Steve Salerno said...

Thank you, Ron. I do go on about a few things, I know. But no one forces anyone to listen. And really, the lack of a willingness to fully intellectually engage is at the heart of SHAM's broad appeal. Some of these horses can never be beaten enough, in my view.

Anonymous said...

Sooo . . . you're standing by your comments 110%, huh? Absolutely positive that you're right and I'm wrong? Huh. Sounds like pride. ;)

Anonymous said...

In an effort to lighten the mood, as a practicing Catholic - yes, Steve, I follow and trust the rules - I'd like to offer the following two jokes for consideration. Please - don't anyone get their knickers in a twist over them - they're only jokes...

Here we go:

A good, decent, honorable man passes away and finds himself side by side with St. Peter, who is welcoming him into heaven. First thing Peter says, Welcome.

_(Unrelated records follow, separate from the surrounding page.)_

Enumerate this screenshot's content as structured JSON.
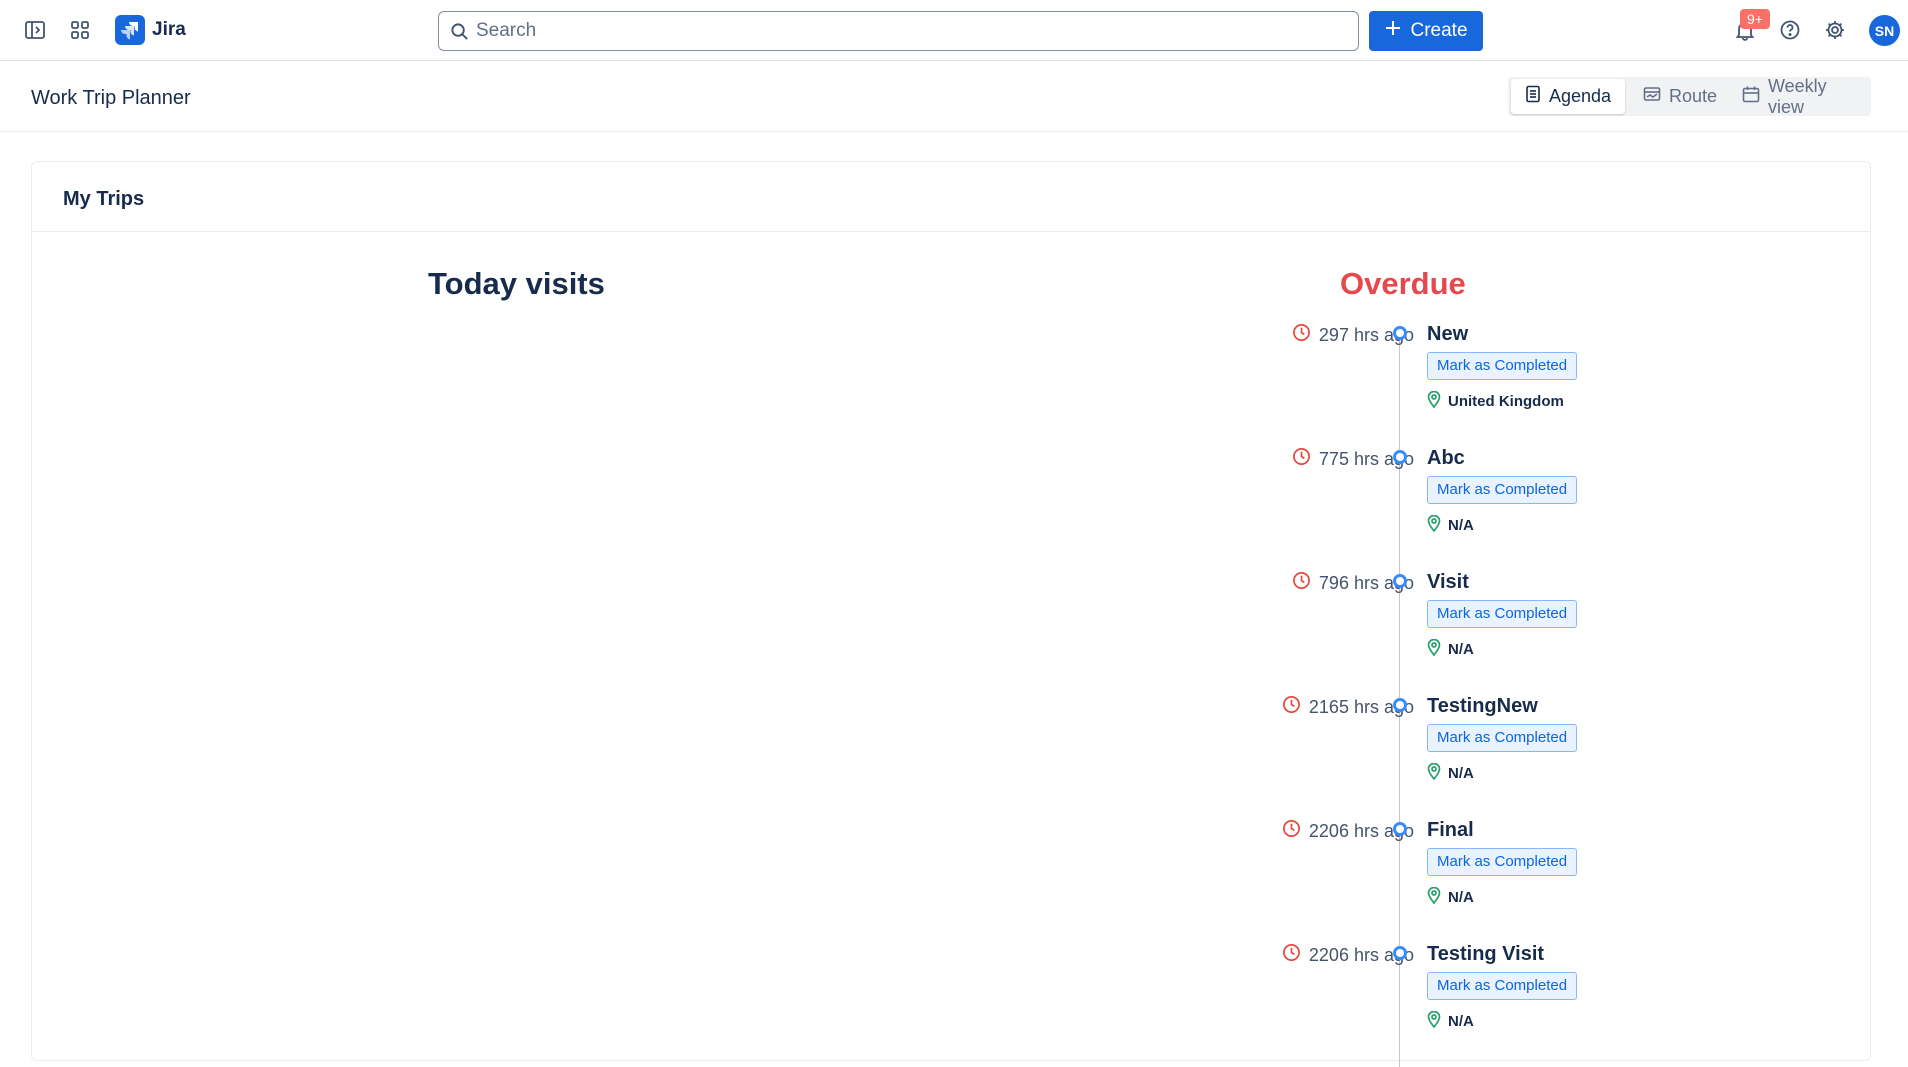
{
  "app": {
    "name": "Jira",
    "brand_color": "#1868db"
  },
  "topbar": {
    "search_placeholder": "Search",
    "create_label": "Create",
    "notifications_badge": "9+",
    "avatar_initials": "SN"
  },
  "page": {
    "title": "Work Trip Planner",
    "views": [
      {
        "label": "Agenda",
        "icon": "list-icon",
        "active": true
      },
      {
        "label": "Route",
        "icon": "route-icon",
        "active": false
      },
      {
        "label": "Weekly view",
        "icon": "calendar-icon",
        "active": false
      }
    ]
  },
  "card": {
    "title": "My Trips",
    "today_heading": "Today visits",
    "overdue_heading": "Overdue",
    "overdue_color": "#e5484d",
    "visits": [
      {
        "time": "297 hrs ago",
        "name": "New",
        "action": "Mark as Completed",
        "location": "United Kingdom"
      },
      {
        "time": "775 hrs ago",
        "name": "Abc",
        "action": "Mark as Completed",
        "location": "N/A"
      },
      {
        "time": "796 hrs ago",
        "name": "Visit",
        "action": "Mark as Completed",
        "location": "N/A"
      },
      {
        "time": "2165 hrs ago",
        "name": "TestingNew",
        "action": "Mark as Completed",
        "location": "N/A"
      },
      {
        "time": "2206 hrs ago",
        "name": "Final",
        "action": "Mark as Completed",
        "location": "N/A"
      },
      {
        "time": "2206 hrs ago",
        "name": "Testing Visit",
        "action": "Mark as Completed",
        "location": "N/A"
      }
    ]
  }
}
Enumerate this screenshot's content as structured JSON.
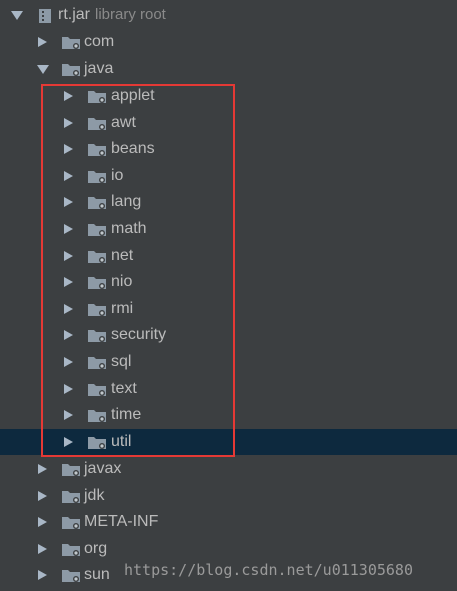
{
  "root": {
    "label": "rt.jar",
    "sublabel": "library root"
  },
  "top_packages": [
    {
      "label": "com"
    },
    {
      "label": "java"
    }
  ],
  "java_children": [
    {
      "label": "applet"
    },
    {
      "label": "awt"
    },
    {
      "label": "beans"
    },
    {
      "label": "io"
    },
    {
      "label": "lang"
    },
    {
      "label": "math"
    },
    {
      "label": "net"
    },
    {
      "label": "nio"
    },
    {
      "label": "rmi"
    },
    {
      "label": "security"
    },
    {
      "label": "sql"
    },
    {
      "label": "text"
    },
    {
      "label": "time"
    },
    {
      "label": "util"
    }
  ],
  "bottom_packages": [
    {
      "label": "javax"
    },
    {
      "label": "jdk"
    },
    {
      "label": "META-INF"
    },
    {
      "label": "org"
    },
    {
      "label": "sun"
    }
  ],
  "selected_item": "util",
  "watermark": "https://blog.csdn.net/u011305680",
  "icons": {
    "expanded": "triangle-down-icon",
    "collapsed": "triangle-right-icon",
    "package": "package-folder-icon",
    "jar": "jar-icon"
  },
  "colors": {
    "background": "#3c3f41",
    "selection": "#0d293e",
    "highlight_box": "#e53935",
    "text": "#bbbbbb"
  }
}
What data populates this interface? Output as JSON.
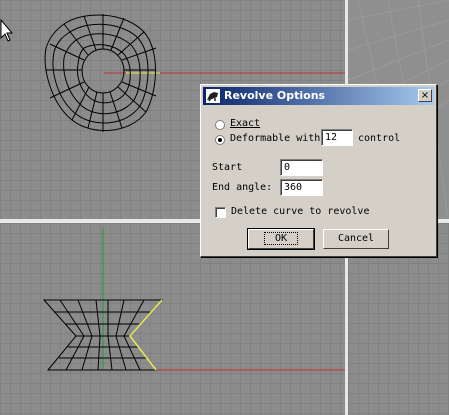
{
  "dialog": {
    "title": "Revolve Options",
    "close_label": "×",
    "exact_label": "Exact",
    "deformable_label": "Deformable with",
    "deformable_value": "12",
    "control_label": "control",
    "start_label": "Start",
    "start_value": "0",
    "end_angle_label": "End angle:",
    "end_angle_value": "360",
    "delete_curve_label": "Delete curve to revolve",
    "ok_label": "OK",
    "cancel_label": "Cancel",
    "selected_option": "deformable",
    "delete_curve_checked": false
  },
  "colors": {
    "title_gradient_start": "#0a246a",
    "title_gradient_end": "#a6caf0",
    "x_axis": "#c03030",
    "y_axis": "#20a020",
    "selected_curve": "#e8e850",
    "wireframe": "#000000"
  },
  "icons": {
    "dialog": "rhino-icon",
    "cursor": "arrow-cursor-icon"
  }
}
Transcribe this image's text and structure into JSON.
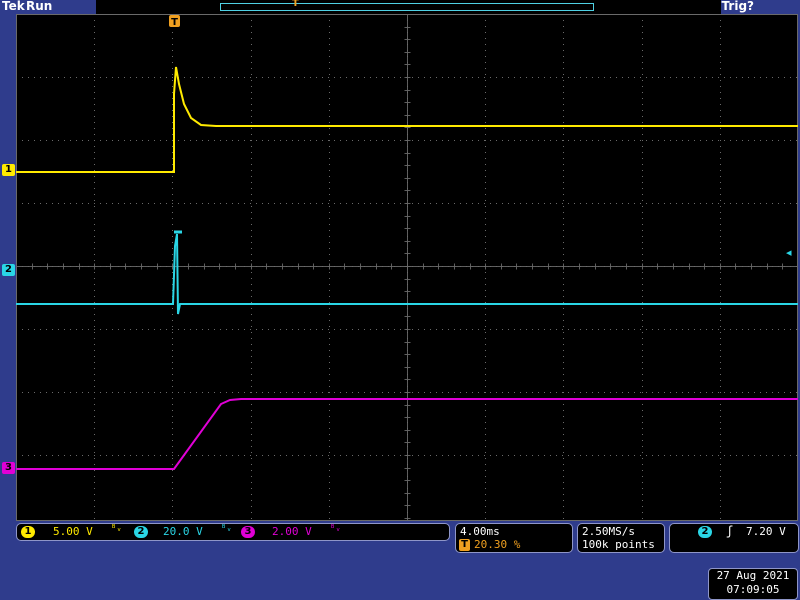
{
  "header": {
    "brand": "Tek",
    "state": "Run",
    "trigger_status": "Trig?",
    "trigger_marker": "T"
  },
  "channels": [
    {
      "id": "1",
      "label": "1",
      "scale": "5.00 V",
      "color": "#ffea00"
    },
    {
      "id": "2",
      "label": "2",
      "scale": "20.0 V",
      "color": "#2ad6e6"
    },
    {
      "id": "3",
      "label": "3",
      "scale": "2.00 V",
      "color": "#e000d6"
    }
  ],
  "coupling_symbol": "ᴮᵥ",
  "timebase": {
    "scale": "4.00ms",
    "trigger_marker": "T",
    "position": "20.30 %"
  },
  "acquisition": {
    "sample_rate": "2.50MS/s",
    "record_length": "100k points"
  },
  "trigger": {
    "source": "2",
    "slope_symbol": "ʃ",
    "level": "7.20 V"
  },
  "datetime": {
    "date": "27 Aug 2021",
    "time": "07:09:05"
  },
  "colors": {
    "background": "#2f3c8c",
    "screen": "#000000",
    "trigger_orange": "#f0a020",
    "grid": "#6a6a6a"
  }
}
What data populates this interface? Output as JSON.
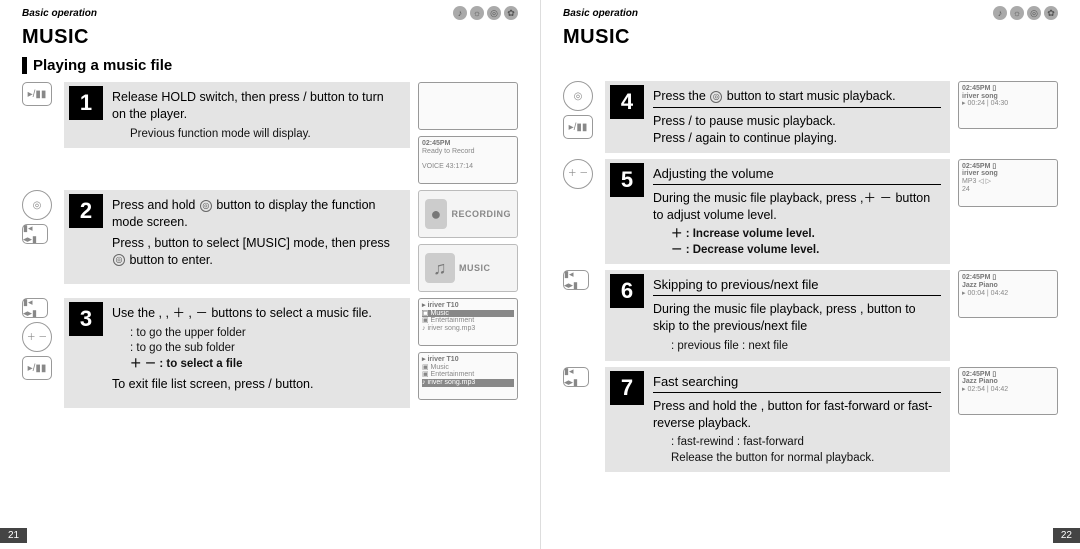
{
  "header_left": "Basic operation",
  "header_right": "Basic operation",
  "title": "MUSIC",
  "subtitle": "Playing a music file",
  "page_left_num": "21",
  "page_right_num": "22",
  "header_icons": [
    "♪",
    "☼",
    "◎",
    "✿"
  ],
  "buttons": {
    "play": "▸/▮▮",
    "navi": "◎",
    "skip": "▮◂ ◂▸▮",
    "vol": "＋ －"
  },
  "step1": {
    "num": "1",
    "line1a": "Release HOLD switch, then press ",
    "line1b": " / ",
    "line1c": " button to turn on the player.",
    "note": "Previous function mode will display."
  },
  "step2": {
    "num": "2",
    "line1a": "Press and hold ",
    "line1b": "button to display the function mode screen.",
    "line2": "Press       ,        button to select [MUSIC] mode, then press ",
    "line2b": "button to enter."
  },
  "step3": {
    "num": "3",
    "line1": "Use the        ,       , ＋ , － buttons to select a music file.",
    "sub1": " : to go the upper folder",
    "sub2": " : to go the sub folder",
    "sub3": "＋  － : to select a file",
    "line2": "To exit file list screen, press       /        button."
  },
  "step4": {
    "num": "4",
    "line1a": "Press the ",
    "line1b": " button to start music playback.",
    "line2": "Press       /        to pause music playback.",
    "line3": "Press       /        again to continue playing."
  },
  "step5": {
    "num": "5",
    "title": "Adjusting the volume",
    "line1": "During the music file playback, press      ,＋  － button to adjust volume level.",
    "sub1": "＋ : Increase volume level.",
    "sub2": "－ : Decrease volume level."
  },
  "step6": {
    "num": "6",
    "title": "Skipping to previous/next file",
    "line1": "During the music file playback, press           ,           button to skip to the previous/next file",
    "sub": "         : previous file              : next file"
  },
  "step7": {
    "num": "7",
    "title": "Fast searching",
    "line1": "Press and hold the           ,           button for fast-forward or fast-reverse playback.",
    "sub1": "         : fast-rewind              : fast-forward",
    "sub2": "Release the button for normal playback."
  },
  "screens": {
    "blank": "",
    "ready": {
      "l1": "02:45PM",
      "l2": "Ready to Record",
      "l3": "VOICE    43:17:14"
    },
    "rec_label": "RECORDING",
    "music_label": "MUSIC",
    "list1": {
      "l0": "▸ iriver T10",
      "l1": "▣ Music",
      "l2": "▣ Entertainment",
      "l3": "♪ iriver song.mp3"
    },
    "list2": {
      "l0": "▸ iriver T10",
      "l1": "▣ Music",
      "l2": "▣ Entertainment",
      "l3": "♪ iriver song.mp3"
    },
    "play1": {
      "l0": "02:45PM      ▯",
      "l1": "iriver song",
      "l2": "",
      "l3": "▸   00:24 | 04:30"
    },
    "play2": {
      "l0": "02:45PM      ▯",
      "l1": "iriver song",
      "l2": "MP3   ◁          ▷",
      "l3": "                    24"
    },
    "play3": {
      "l0": "02:45PM      ▯",
      "l1": "Jazz Piano",
      "l2": "",
      "l3": "▸   00:04 | 04:42"
    },
    "play4": {
      "l0": "02:45PM      ▯",
      "l1": "Jazz Piano",
      "l2": "",
      "l3": "▸   02:54 | 04:42"
    }
  }
}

This is your new home - let me give you the guided tour.

They walk along many corridors, with many closed doors, and noises clearly audible behind each.
They pass one where they hear lively discussion and disagreements being voiced politely. Peter says, That's where the Presbyterians are. They love intellectual debate and discussion.

Next room was full of spirited dissention and voices raised, making passionate pleas for one idea or another. Lutherans, said Peter. They're always trying out new ideas and thinking of ways to reshape the rules.

Next they passed what sounded like a raucous and fun crowd: Baptists, nodded Peter. They understand music and fun, praise and laughter, that's for sure.

Just up the hall the next room was filled with lively discussion, music, clapping and the vibrations of people dancing. Those are the Jews, Peter said. They really enjoy celebrations.

They passed many, many other rooms, filled with many, many groups of people who followed different paths into this place called heaven.

They passed one more room and Peter cautioned the newcomer, Oh, careful now. We need to tiptoe by this one very, very quietly. This room has the Catholics; they think they're the only ones here. ;)

And here's one more:

Two men on plane found themselves seated behind Sister Mary. To amuse themselves, they began a loud and spirited discussion about how they can't seem to avoid running into Catholics wherever they go. They listed city after city, country after country and no matter what, they couldn't seem to avoid hordes of Catholics. They found them everywhere.
Having heard enough, Sister Mary turned around in her seat and, looking them squarely in the eye, said: Why don't both of you go to hell?? There aren't any Catholics there.

Thank you ladies and gentlemen, dont forget to tip your waitresses.....